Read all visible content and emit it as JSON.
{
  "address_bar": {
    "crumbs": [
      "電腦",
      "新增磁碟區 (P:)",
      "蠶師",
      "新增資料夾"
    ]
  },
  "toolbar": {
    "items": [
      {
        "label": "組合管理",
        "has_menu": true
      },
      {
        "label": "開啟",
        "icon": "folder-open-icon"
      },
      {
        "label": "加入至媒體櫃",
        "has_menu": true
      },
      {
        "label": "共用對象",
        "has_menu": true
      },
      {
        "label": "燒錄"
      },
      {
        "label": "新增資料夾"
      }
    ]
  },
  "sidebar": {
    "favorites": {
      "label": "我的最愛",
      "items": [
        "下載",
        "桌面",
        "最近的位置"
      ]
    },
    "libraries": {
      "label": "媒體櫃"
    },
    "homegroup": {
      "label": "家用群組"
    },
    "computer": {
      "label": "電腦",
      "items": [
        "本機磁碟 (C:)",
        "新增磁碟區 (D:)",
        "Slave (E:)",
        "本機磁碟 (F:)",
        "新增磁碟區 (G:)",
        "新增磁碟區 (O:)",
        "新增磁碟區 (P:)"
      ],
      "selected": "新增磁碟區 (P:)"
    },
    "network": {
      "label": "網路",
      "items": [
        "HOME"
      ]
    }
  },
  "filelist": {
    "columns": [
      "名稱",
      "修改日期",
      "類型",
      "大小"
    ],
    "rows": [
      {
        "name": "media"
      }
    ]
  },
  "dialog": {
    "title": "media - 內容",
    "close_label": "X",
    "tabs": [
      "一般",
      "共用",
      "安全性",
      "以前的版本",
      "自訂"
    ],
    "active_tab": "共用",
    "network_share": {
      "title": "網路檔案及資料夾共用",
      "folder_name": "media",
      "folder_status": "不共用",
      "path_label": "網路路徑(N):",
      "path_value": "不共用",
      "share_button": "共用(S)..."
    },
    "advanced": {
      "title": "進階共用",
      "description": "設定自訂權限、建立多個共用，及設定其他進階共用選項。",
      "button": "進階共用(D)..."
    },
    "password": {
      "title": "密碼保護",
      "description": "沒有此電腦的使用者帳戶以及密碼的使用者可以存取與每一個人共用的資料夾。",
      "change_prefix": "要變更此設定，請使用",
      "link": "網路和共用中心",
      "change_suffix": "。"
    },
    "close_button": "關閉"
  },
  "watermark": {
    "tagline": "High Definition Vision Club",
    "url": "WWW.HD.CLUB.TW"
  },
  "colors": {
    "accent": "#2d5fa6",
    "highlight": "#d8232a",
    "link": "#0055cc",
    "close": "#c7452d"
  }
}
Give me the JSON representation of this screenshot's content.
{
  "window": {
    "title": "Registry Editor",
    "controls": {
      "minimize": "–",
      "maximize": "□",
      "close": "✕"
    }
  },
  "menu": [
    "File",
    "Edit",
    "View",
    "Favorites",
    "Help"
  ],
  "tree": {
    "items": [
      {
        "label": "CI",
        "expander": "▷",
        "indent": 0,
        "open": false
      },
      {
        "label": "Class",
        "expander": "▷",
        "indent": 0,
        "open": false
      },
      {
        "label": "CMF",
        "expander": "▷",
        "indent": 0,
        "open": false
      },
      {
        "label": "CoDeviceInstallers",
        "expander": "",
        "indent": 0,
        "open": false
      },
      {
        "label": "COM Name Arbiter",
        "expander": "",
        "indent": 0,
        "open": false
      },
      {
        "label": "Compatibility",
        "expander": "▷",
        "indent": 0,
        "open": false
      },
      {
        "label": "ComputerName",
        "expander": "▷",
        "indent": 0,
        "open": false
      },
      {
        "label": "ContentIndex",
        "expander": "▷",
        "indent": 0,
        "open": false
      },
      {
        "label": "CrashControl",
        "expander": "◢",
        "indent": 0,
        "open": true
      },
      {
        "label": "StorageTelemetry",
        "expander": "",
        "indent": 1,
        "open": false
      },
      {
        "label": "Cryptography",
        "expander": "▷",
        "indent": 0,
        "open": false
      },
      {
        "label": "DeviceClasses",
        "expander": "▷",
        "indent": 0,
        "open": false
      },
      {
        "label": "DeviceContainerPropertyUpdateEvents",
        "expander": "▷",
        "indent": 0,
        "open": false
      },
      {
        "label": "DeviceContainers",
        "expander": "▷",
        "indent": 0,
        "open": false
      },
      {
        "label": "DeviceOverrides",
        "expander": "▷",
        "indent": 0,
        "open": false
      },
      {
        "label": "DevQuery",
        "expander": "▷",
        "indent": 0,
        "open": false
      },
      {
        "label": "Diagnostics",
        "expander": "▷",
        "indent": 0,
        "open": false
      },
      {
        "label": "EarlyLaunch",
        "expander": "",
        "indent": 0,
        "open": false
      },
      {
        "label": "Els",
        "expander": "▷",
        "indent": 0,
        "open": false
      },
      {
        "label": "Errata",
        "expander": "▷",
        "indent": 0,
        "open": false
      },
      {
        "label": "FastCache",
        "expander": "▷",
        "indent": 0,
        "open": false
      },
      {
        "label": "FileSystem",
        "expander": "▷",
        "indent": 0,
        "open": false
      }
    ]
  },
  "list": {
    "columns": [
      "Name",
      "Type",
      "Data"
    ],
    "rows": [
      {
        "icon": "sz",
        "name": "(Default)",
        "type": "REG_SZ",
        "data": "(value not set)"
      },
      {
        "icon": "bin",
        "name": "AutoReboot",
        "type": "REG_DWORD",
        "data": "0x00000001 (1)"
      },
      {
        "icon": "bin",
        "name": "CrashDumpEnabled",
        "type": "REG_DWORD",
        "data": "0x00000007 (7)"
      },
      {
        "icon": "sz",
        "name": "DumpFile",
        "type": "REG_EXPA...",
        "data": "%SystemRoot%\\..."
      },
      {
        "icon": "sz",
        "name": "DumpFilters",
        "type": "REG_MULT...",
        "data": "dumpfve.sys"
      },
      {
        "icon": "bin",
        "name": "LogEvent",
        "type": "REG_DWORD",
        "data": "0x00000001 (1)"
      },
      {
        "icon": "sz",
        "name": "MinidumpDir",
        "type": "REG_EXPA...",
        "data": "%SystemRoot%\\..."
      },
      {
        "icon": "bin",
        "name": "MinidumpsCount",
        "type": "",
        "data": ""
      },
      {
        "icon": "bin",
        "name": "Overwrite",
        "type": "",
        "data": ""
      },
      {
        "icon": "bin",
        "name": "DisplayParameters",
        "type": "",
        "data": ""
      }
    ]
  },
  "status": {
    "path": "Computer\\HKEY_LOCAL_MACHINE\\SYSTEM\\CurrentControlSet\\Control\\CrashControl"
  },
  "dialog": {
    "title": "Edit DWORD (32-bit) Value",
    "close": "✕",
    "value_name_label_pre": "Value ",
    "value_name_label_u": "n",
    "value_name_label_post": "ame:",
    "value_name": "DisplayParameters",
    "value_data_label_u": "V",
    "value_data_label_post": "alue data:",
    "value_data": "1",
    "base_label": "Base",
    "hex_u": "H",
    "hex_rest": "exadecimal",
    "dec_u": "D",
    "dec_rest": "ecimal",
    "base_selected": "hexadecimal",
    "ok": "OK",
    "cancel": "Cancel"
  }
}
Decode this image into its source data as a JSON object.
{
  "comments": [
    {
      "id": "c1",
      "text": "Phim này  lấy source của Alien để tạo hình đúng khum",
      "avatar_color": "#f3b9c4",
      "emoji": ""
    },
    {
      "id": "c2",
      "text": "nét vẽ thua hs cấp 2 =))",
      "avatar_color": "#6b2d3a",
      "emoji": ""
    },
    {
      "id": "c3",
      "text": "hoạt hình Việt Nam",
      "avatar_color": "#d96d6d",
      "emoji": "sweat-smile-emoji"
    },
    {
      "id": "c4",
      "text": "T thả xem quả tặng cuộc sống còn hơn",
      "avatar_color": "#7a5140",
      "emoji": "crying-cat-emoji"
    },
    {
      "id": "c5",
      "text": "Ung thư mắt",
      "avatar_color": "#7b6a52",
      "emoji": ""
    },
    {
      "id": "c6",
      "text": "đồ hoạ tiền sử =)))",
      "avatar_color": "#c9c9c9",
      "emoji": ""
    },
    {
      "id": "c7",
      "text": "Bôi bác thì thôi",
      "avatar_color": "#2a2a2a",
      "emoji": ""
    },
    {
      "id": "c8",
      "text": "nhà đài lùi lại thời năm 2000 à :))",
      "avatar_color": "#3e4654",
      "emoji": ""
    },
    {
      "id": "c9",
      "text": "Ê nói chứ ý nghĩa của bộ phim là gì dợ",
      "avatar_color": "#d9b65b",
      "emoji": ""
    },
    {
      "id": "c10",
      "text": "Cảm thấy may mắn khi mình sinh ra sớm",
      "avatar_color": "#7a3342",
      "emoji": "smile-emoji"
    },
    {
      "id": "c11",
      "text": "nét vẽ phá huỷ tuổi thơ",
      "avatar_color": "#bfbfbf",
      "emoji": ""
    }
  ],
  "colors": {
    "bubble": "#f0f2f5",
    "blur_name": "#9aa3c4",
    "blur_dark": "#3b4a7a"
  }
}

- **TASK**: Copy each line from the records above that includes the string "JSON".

- **REPLY TO THE EXERCISE**:
Read all visible content and emit it as JSON.
Give me the JSON representation of this screenshot's content.
Decode this image into its source data as a JSON object.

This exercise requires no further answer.